» **Extracted material**:
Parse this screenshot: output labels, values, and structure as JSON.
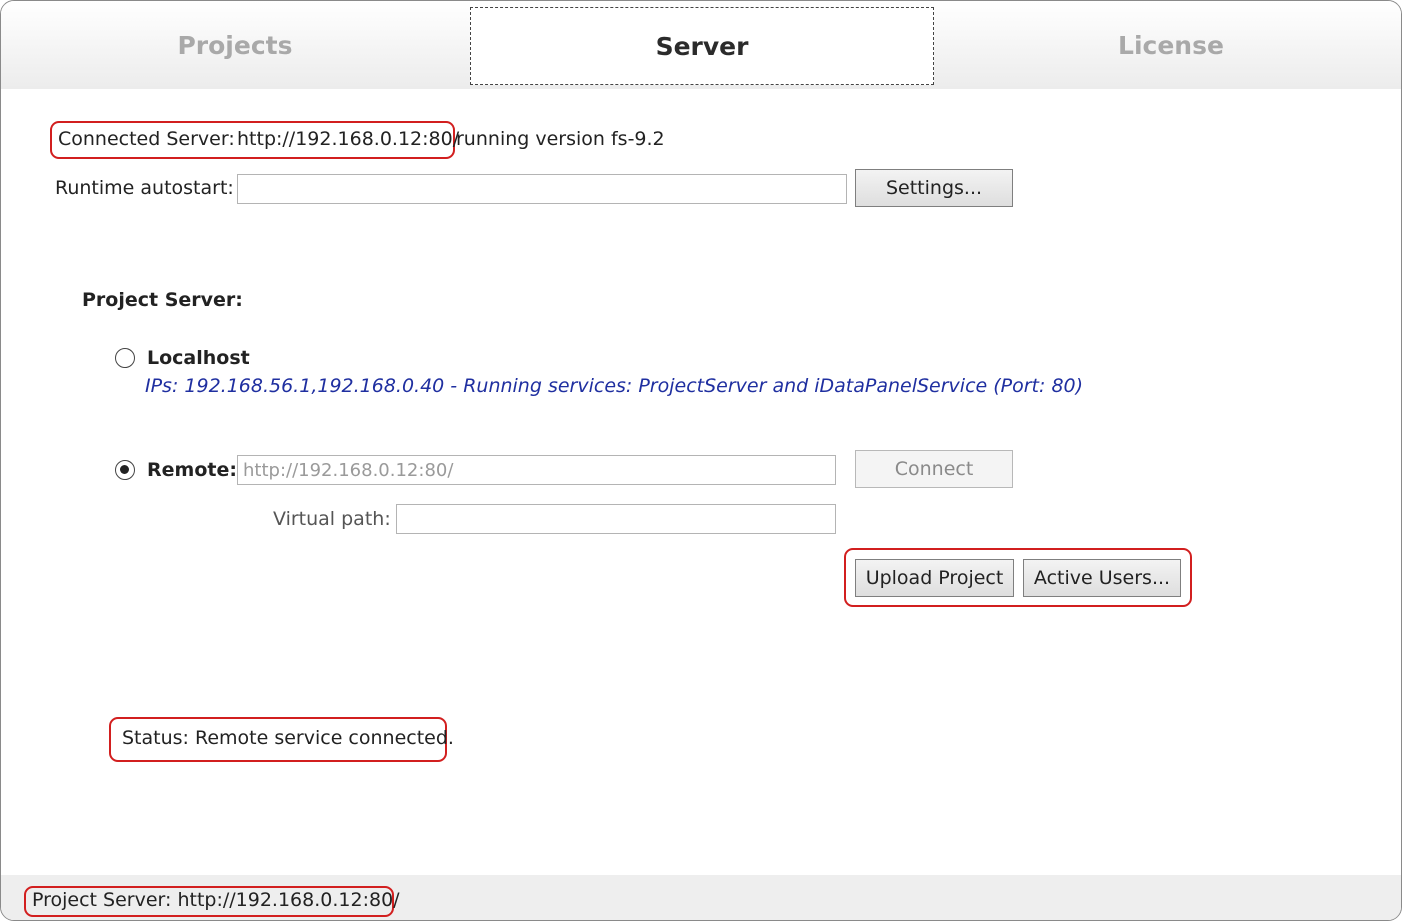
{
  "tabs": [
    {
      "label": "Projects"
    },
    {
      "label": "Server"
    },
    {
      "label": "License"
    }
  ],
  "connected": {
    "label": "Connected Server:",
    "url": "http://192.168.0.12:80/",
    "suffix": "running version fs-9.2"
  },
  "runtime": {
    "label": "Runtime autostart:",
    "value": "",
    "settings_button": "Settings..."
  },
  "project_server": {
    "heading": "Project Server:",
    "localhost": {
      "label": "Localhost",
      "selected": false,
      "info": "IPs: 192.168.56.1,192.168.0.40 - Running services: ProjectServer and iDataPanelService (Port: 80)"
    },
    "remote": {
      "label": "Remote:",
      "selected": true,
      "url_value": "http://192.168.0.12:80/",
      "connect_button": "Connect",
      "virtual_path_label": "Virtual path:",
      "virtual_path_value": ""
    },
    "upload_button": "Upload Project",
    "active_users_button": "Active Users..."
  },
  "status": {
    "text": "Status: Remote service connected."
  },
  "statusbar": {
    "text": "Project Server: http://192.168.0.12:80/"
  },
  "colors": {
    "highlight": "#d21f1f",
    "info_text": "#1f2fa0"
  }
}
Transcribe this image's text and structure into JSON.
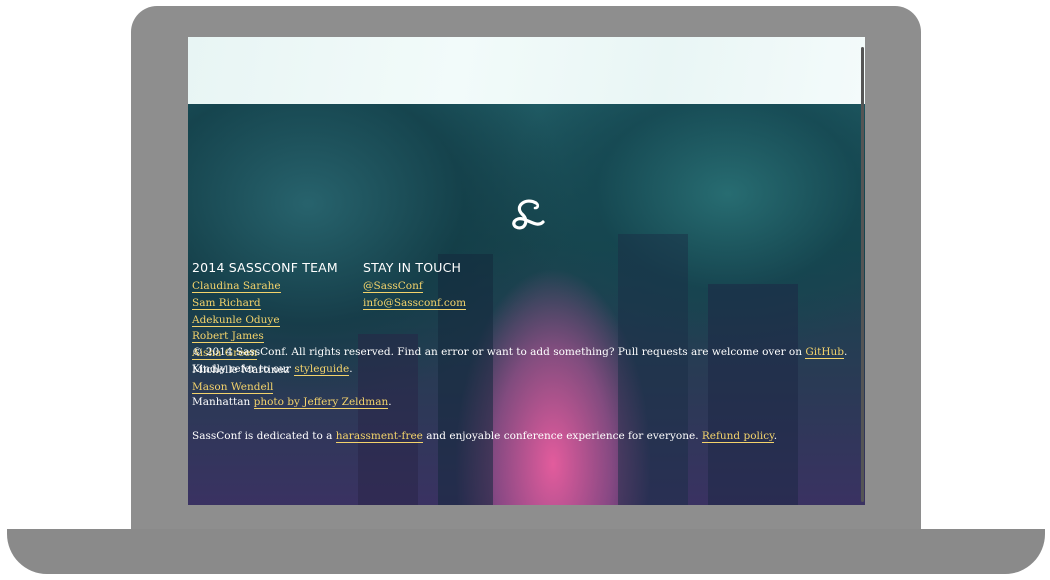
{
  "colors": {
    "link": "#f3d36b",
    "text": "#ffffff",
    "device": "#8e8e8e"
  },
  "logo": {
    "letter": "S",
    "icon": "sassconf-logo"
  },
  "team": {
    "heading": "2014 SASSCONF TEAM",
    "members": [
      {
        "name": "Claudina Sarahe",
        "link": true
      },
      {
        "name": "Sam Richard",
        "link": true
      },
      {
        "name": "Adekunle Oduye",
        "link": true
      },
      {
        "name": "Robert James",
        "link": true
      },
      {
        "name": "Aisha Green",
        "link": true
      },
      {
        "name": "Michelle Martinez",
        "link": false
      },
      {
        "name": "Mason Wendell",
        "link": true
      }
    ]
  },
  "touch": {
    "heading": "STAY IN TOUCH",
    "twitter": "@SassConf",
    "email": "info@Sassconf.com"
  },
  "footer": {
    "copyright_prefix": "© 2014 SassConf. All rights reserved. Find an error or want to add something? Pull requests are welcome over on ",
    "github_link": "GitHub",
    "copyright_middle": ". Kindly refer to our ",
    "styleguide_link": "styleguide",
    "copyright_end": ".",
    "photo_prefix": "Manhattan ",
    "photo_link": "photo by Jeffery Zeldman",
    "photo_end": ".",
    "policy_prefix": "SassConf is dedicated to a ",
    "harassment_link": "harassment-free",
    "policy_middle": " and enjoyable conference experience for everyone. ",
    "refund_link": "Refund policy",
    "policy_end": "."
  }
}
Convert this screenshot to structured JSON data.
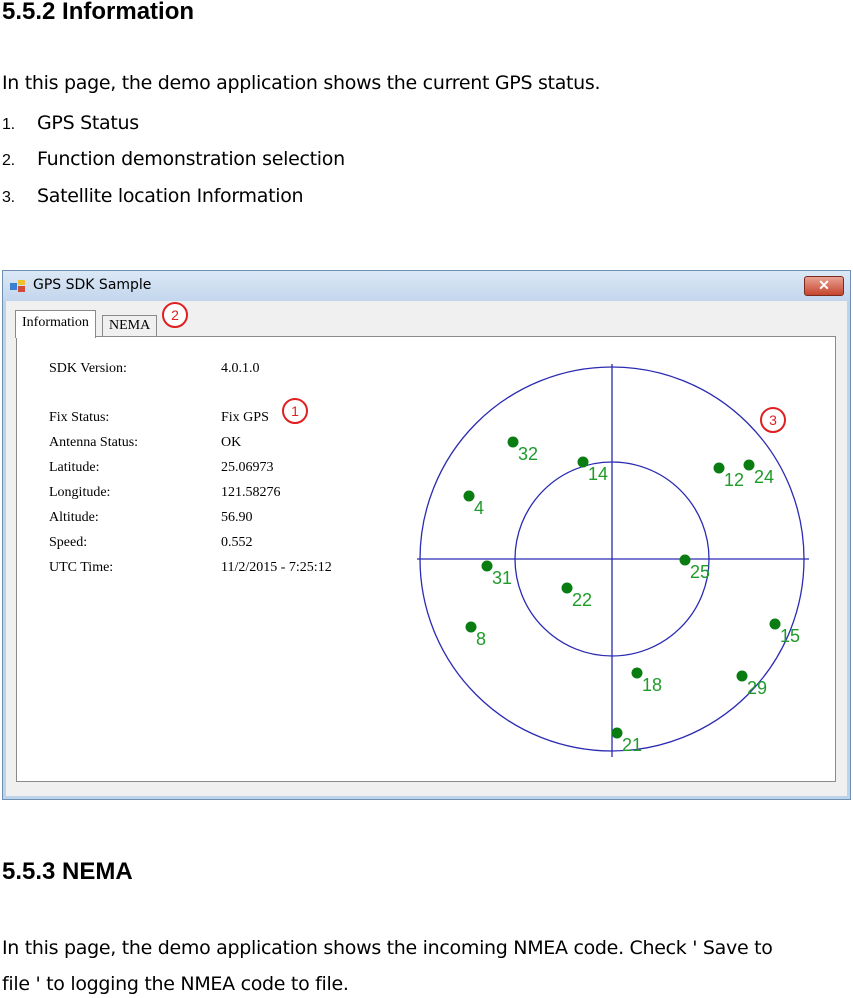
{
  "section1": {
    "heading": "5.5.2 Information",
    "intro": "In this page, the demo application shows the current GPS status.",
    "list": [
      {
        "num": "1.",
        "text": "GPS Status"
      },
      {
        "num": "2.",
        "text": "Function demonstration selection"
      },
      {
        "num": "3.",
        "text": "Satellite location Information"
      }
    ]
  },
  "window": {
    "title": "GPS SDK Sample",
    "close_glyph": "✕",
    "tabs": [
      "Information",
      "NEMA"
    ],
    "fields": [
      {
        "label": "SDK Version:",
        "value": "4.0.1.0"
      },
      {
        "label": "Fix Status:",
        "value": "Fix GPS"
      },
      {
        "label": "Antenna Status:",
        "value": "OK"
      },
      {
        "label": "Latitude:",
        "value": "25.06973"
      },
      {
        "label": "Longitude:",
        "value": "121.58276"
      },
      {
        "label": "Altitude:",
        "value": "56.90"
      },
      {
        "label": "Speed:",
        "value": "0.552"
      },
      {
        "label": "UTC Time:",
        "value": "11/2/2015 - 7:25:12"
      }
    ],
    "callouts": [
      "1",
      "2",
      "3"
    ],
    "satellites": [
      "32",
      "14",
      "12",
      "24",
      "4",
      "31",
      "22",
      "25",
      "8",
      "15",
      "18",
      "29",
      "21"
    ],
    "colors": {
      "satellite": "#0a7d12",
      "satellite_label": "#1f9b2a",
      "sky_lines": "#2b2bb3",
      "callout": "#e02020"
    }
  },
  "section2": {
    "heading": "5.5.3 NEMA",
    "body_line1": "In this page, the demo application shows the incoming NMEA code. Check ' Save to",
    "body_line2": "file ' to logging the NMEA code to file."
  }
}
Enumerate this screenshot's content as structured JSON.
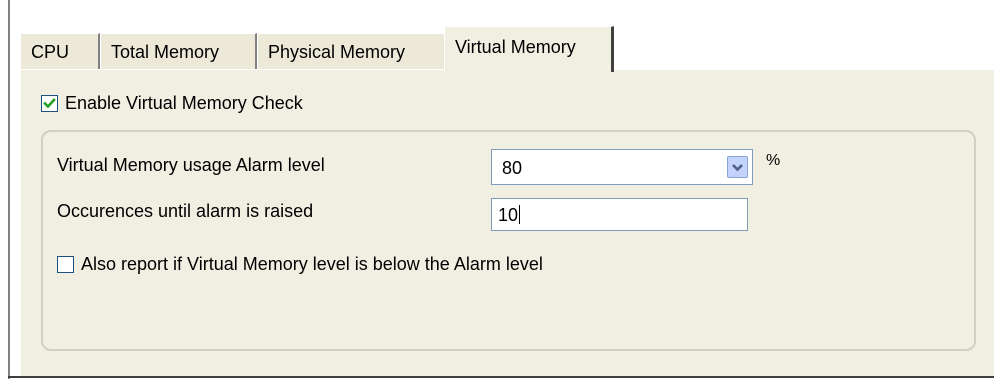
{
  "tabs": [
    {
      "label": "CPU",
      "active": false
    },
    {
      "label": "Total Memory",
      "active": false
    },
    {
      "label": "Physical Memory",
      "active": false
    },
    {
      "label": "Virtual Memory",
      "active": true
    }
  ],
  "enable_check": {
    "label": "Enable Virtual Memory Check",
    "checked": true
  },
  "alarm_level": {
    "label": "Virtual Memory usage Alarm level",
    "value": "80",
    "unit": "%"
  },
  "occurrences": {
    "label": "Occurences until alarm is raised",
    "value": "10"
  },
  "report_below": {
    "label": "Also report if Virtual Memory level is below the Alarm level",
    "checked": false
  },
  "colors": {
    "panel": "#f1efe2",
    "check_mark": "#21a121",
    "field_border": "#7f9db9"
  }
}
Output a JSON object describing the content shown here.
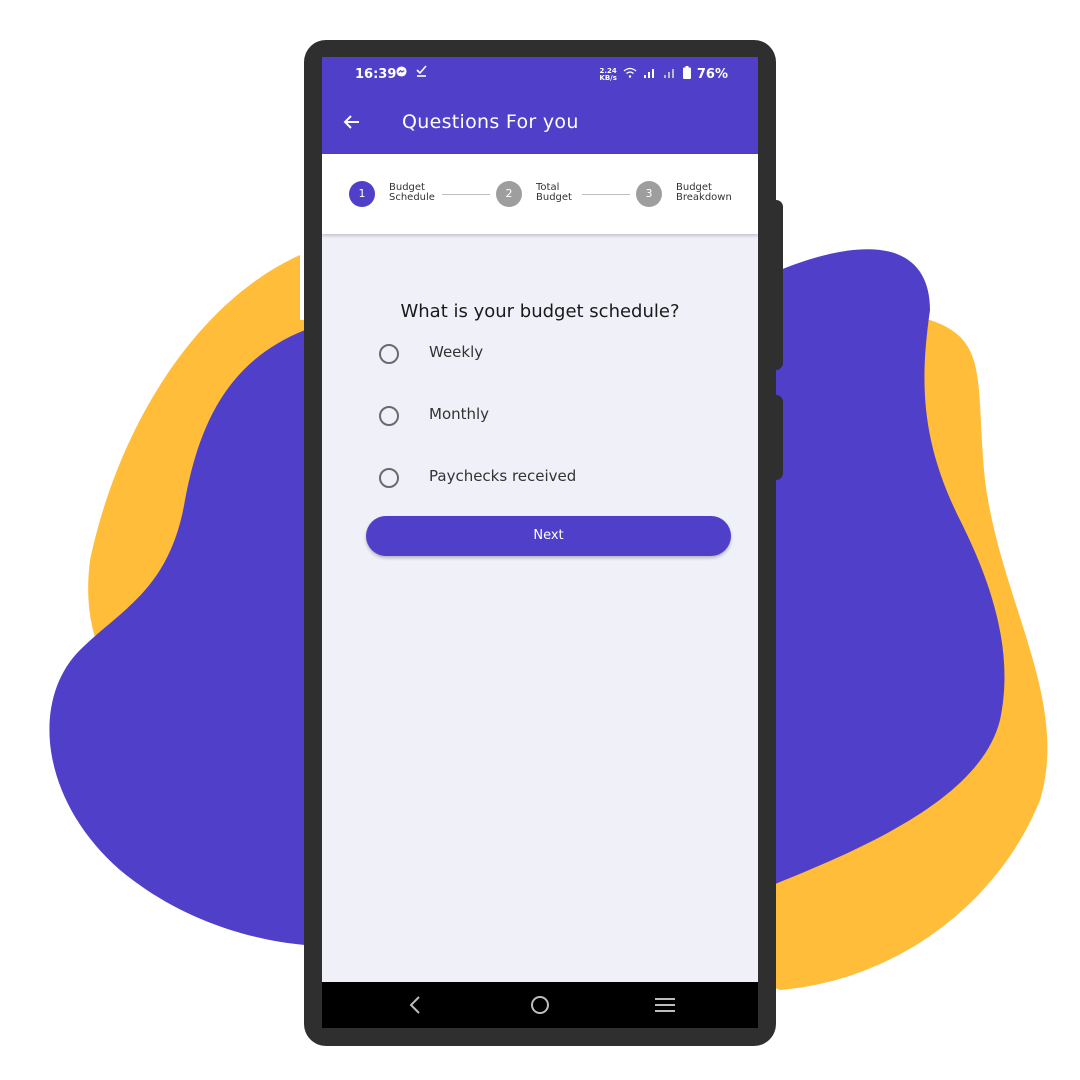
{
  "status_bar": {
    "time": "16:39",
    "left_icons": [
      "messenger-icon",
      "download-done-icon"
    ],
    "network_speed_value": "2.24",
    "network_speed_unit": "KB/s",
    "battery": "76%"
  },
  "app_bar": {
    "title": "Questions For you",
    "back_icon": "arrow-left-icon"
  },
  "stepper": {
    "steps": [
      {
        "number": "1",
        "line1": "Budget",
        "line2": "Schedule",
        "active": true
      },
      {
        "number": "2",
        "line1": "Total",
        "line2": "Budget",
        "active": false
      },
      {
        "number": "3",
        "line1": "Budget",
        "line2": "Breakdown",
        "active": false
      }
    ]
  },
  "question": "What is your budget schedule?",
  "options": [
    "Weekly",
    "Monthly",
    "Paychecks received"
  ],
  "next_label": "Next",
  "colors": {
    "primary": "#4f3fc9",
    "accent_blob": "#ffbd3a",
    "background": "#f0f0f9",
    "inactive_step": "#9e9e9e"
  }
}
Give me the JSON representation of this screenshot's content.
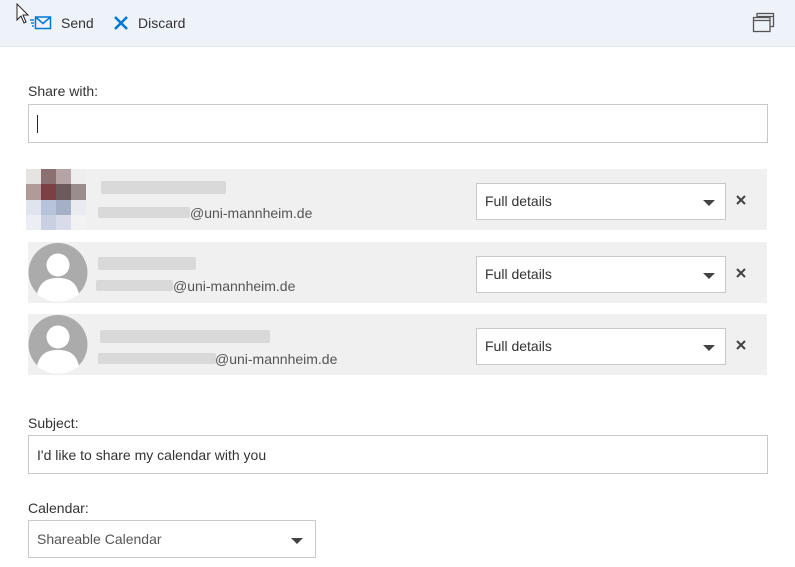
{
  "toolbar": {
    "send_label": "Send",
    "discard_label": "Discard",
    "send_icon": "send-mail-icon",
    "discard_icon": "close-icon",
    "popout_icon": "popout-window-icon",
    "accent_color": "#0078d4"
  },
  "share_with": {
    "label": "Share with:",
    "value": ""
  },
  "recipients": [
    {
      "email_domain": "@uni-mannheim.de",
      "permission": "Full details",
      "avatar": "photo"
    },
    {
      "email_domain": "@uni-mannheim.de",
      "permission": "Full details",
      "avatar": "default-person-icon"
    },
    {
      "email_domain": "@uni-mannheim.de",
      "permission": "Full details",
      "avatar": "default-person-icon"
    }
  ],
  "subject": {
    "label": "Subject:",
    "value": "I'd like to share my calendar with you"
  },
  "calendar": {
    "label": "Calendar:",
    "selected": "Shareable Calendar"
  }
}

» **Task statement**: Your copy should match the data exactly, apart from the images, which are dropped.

» **Result below**:
Parse this screenshot: output labels, values, and structure as JSON.
{
  "tabs": [
    {
      "label": "Projects"
    },
    {
      "label": "Server"
    },
    {
      "label": "License"
    }
  ],
  "connected": {
    "label": "Connected Server:",
    "url": "http://192.168.0.12:80/",
    "suffix": "running version fs-9.2"
  },
  "runtime": {
    "label": "Runtime autostart:",
    "value": "",
    "settings_button": "Settings..."
  },
  "project_server": {
    "heading": "Project Server:",
    "localhost": {
      "label": "Localhost",
      "selected": false,
      "info": "IPs: 192.168.56.1,192.168.0.40 - Running services: ProjectServer and iDataPanelService (Port: 80)"
    },
    "remote": {
      "label": "Remote:",
      "selected": true,
      "url_value": "http://192.168.0.12:80/",
      "connect_button": "Connect",
      "virtual_path_label": "Virtual path:",
      "virtual_path_value": ""
    },
    "upload_button": "Upload Project",
    "active_users_button": "Active Users..."
  },
  "status": {
    "text": "Status: Remote service connected."
  },
  "statusbar": {
    "text": "Project Server: http://192.168.0.12:80/"
  },
  "colors": {
    "highlight": "#d21f1f",
    "info_text": "#1f2fa0"
  }
}
Transcribe this image's text and structure into JSON.
{
  "colors": {
    "link": "#f3d36b",
    "text": "#ffffff",
    "device": "#8e8e8e"
  },
  "logo": {
    "letter": "S",
    "icon": "sassconf-logo"
  },
  "team": {
    "heading": "2014 SASSCONF TEAM",
    "members": [
      {
        "name": "Claudina Sarahe",
        "link": true
      },
      {
        "name": "Sam Richard",
        "link": true
      },
      {
        "name": "Adekunle Oduye",
        "link": true
      },
      {
        "name": "Robert James",
        "link": true
      },
      {
        "name": "Aisha Green",
        "link": true
      },
      {
        "name": "Michelle Martinez",
        "link": false
      },
      {
        "name": "Mason Wendell",
        "link": true
      }
    ]
  },
  "touch": {
    "heading": "STAY IN TOUCH",
    "twitter": "@SassConf",
    "email": "info@Sassconf.com"
  },
  "footer": {
    "copyright_prefix": "© 2014 SassConf. All rights reserved. Find an error or want to add something? Pull requests are welcome over on ",
    "github_link": "GitHub",
    "copyright_middle": ". Kindly refer to our ",
    "styleguide_link": "styleguide",
    "copyright_end": ".",
    "photo_prefix": "Manhattan ",
    "photo_link": "photo by Jeffery Zeldman",
    "photo_end": ".",
    "policy_prefix": "SassConf is dedicated to a ",
    "harassment_link": "harassment-free",
    "policy_middle": " and enjoyable conference experience for everyone. ",
    "refund_link": "Refund policy",
    "policy_end": "."
  }
}
Convert this screenshot to structured JSON data.
{
  "section1": {
    "heading": "5.5.2 Information",
    "intro": "In this page, the demo application shows the current GPS status.",
    "list": [
      {
        "num": "1.",
        "text": "GPS Status"
      },
      {
        "num": "2.",
        "text": "Function demonstration selection"
      },
      {
        "num": "3.",
        "text": "Satellite location Information"
      }
    ]
  },
  "window": {
    "title": "GPS SDK Sample",
    "close_glyph": "✕",
    "tabs": [
      "Information",
      "NEMA"
    ],
    "fields": [
      {
        "label": "SDK Version:",
        "value": "4.0.1.0"
      },
      {
        "label": "Fix Status:",
        "value": "Fix GPS"
      },
      {
        "label": "Antenna Status:",
        "value": "OK"
      },
      {
        "label": "Latitude:",
        "value": "25.06973"
      },
      {
        "label": "Longitude:",
        "value": "121.58276"
      },
      {
        "label": "Altitude:",
        "value": "56.90"
      },
      {
        "label": "Speed:",
        "value": "0.552"
      },
      {
        "label": "UTC Time:",
        "value": "11/2/2015 - 7:25:12"
      }
    ],
    "callouts": [
      "1",
      "2",
      "3"
    ],
    "satellites": [
      "32",
      "14",
      "12",
      "24",
      "4",
      "31",
      "22",
      "25",
      "8",
      "15",
      "18",
      "29",
      "21"
    ],
    "colors": {
      "satellite": "#0a7d12",
      "satellite_label": "#1f9b2a",
      "sky_lines": "#2b2bb3",
      "callout": "#e02020"
    }
  },
  "section2": {
    "heading": "5.5.3 NEMA",
    "body_line1": "In this page, the demo application shows the incoming NMEA code. Check ' Save to",
    "body_line2": "file ' to logging the NMEA code to file."
  }
}
Enumerate this screenshot's content as structured JSON.
{
  "tabs": [
    {
      "label": "CPU",
      "active": false
    },
    {
      "label": "Total Memory",
      "active": false
    },
    {
      "label": "Physical Memory",
      "active": false
    },
    {
      "label": "Virtual Memory",
      "active": true
    }
  ],
  "enable_check": {
    "label": "Enable Virtual Memory Check",
    "checked": true
  },
  "alarm_level": {
    "label": "Virtual Memory usage Alarm level",
    "value": "80",
    "unit": "%"
  },
  "occurrences": {
    "label": "Occurences until alarm is raised",
    "value": "10"
  },
  "report_below": {
    "label": "Also report if Virtual Memory level is below the Alarm level",
    "checked": false
  },
  "colors": {
    "panel": "#f1efe2",
    "check_mark": "#21a121",
    "field_border": "#7f9db9"
  }
}
Output a JSON object describing the content shown here.
{
  "status_bar": {
    "time": "16:39",
    "left_icons": [
      "messenger-icon",
      "download-done-icon"
    ],
    "network_speed_value": "2.24",
    "network_speed_unit": "KB/s",
    "battery": "76%"
  },
  "app_bar": {
    "title": "Questions For you",
    "back_icon": "arrow-left-icon"
  },
  "stepper": {
    "steps": [
      {
        "number": "1",
        "line1": "Budget",
        "line2": "Schedule",
        "active": true
      },
      {
        "number": "2",
        "line1": "Total",
        "line2": "Budget",
        "active": false
      },
      {
        "number": "3",
        "line1": "Budget",
        "line2": "Breakdown",
        "active": false
      }
    ]
  },
  "question": "What is your budget schedule?",
  "options": [
    "Weekly",
    "Monthly",
    "Paychecks received"
  ],
  "next_label": "Next",
  "colors": {
    "primary": "#4f3fc9",
    "accent_blob": "#ffbd3a",
    "background": "#f0f0f9",
    "inactive_step": "#9e9e9e"
  }
}
Give me the JSON representation of this screenshot's content.
{
  "toolbar": {
    "send_label": "Send",
    "discard_label": "Discard",
    "send_icon": "send-mail-icon",
    "discard_icon": "close-icon",
    "popout_icon": "popout-window-icon",
    "accent_color": "#0078d4"
  },
  "share_with": {
    "label": "Share with:",
    "value": ""
  },
  "recipients": [
    {
      "email_domain": "@uni-mannheim.de",
      "permission": "Full details",
      "avatar": "photo"
    },
    {
      "email_domain": "@uni-mannheim.de",
      "permission": "Full details",
      "avatar": "default-person-icon"
    },
    {
      "email_domain": "@uni-mannheim.de",
      "permission": "Full details",
      "avatar": "default-person-icon"
    }
  ],
  "subject": {
    "label": "Subject:",
    "value": "I'd like to share my calendar with you"
  },
  "calendar": {
    "label": "Calendar:",
    "selected": "Shareable Calendar"
  }
}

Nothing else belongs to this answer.